AEG Confirmed For Hyde Park

The agency that runs Hyde Park has confirmed that AEG Live will produce shows at the iconic London venue for the next five years, despite some howls of protest from rival Live Nation.

Three weeks ago LN, which has run events in the prestigious central London park for about 15 years, pulled out of the bidding process for the new contract because it felt the tender process was “flawed.”

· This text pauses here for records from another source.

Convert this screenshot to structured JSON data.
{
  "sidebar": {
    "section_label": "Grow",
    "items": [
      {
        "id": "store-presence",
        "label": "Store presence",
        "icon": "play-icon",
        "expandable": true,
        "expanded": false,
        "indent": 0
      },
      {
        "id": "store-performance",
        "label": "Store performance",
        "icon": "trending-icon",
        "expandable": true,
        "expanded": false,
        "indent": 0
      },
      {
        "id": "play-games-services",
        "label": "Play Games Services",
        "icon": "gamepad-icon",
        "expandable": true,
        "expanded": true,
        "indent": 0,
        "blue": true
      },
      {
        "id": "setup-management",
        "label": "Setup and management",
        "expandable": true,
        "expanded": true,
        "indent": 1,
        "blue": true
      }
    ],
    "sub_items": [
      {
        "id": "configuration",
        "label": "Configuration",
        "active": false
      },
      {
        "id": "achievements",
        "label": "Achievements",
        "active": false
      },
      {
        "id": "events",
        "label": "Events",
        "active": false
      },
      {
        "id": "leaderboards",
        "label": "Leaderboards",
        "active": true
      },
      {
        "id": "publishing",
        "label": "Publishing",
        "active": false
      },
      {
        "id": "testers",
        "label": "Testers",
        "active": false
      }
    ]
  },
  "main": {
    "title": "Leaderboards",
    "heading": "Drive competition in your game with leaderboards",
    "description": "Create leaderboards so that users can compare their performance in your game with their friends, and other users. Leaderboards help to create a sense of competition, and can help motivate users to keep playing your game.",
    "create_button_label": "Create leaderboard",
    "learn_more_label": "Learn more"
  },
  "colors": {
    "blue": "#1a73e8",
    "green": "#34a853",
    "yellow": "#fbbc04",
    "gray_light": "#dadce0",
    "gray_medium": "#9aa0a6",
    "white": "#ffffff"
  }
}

With LN out of the way, it was hard to picture anyone besides AEG having the expertise and resources needed to take on the job.
Insiders at LN suggest AEG Live put in a much stronger financial offer but claim it was based on unrealistic revenue forecasts.
Next year the number of shows staged in the royal park will be cut and the maximum audience capacity reduced from 80,000 to 65,000.
AEG Live and The Royal Parks are understood to be working on six summer concerts each year and they’re also promising “an exciting new format developed exclusively for Hyde Park.”
“We’re good at walking away from things when they don’t make sense,” LN UK chief ops officer John Probyn told Pollstar Oct. 23, after his company withdrew from the bidding process.
At press time, it wasn’t possible to discover if LN will follow up on the formal letter of complaint it sent to The Royal Parks, the agency that also runs Green Park, Greenwich Park, Kensington Gardens, Regent’s Park , Richmond Park, St James’s Park and the prime minister’s garden.
The income The Royal Parks receives from the Hyde Park concerts is used to maintain and manage its parks portfolio, plus other open spaces such as Victoria Tower Gardens and Grosvenor Square Gardens.
Royal Parks chief exec Linda Lennon CBE’s comments about Hyde Park having “a successful track record of hosting popular large music events” likely riled Probyn, who heads the LN team that could arguably claim to have created that track record.
Probyn’s own track record for staging events in Hyde Park contributed to LN winning the contract to run the entertainment in London ‘s public spaces during the Olympics, a number of free-entry events intended to showcase the English capital’s appeal as a tourist destination.
LN has had problems in Hyde Park, particularly this year with unusually wet weather and local residents complaining about noise levels. The latter had LN controversially cutting the power on a duet between Bruce Springsteen and Paul McCartney, fearing that they were about to run beyond the agreed curfew.
While LN may be mourning the loss of the Hyde Park contract, AEG is clearly relishing the prospect of taking over.
“AEG Live is proud to be partnering with The Royal Parks in the creation of an exceptional and ground-breaking new summer festival for London,” says AEG Europe president and chief exec Jay Marciano, having added some value, or at least some European cache, to the Los Angeles-based company that’s currently up for sale.
AEG Live president for international touring Rob Hallett says Hyde Park has traditionally attracted high-caliber artists and his firm’s plans for reinvigorating the venue with a new event already have the artist community very excited.  
Although LN backed out of the Hyde Park bidding process, it’s unlikely the company will back out of producing the events that have helped build the park’s reputation over the last decade or so.
There’s been no comment from LN on where it will stage such gatherings as Hard Rock Calling and Wireless Festival, two Hyde Park regulars, although Probyn has been public about focusing on new venues for these events.
 The shortlist would likely include the defunct London Pleasure Gardens, an open space run by London’s Newham Council that has the potential hold to hold 40,000-plus.
Earlier in the year, Newham Council, which had previously partnered with West Ham United soccer club and Live Nation in a bid to use London’s Olympic Stadium, said it wants to transform the former industrial site at The Royal Docks into a waterside, urban festival ground to “celebrate the very best of cutting-edge London culture.”
Another option, if only in the short term, may be Knebworth House in Hertfordshire, which this year had its revenues scythed by the cancellation of the UK leg of Sonisphere Festival.
The expansive country pile near Watford has the advantages of being close to London and having a huge site, but the narrow country roads that serve it have resulted in some lengthy traffic jams.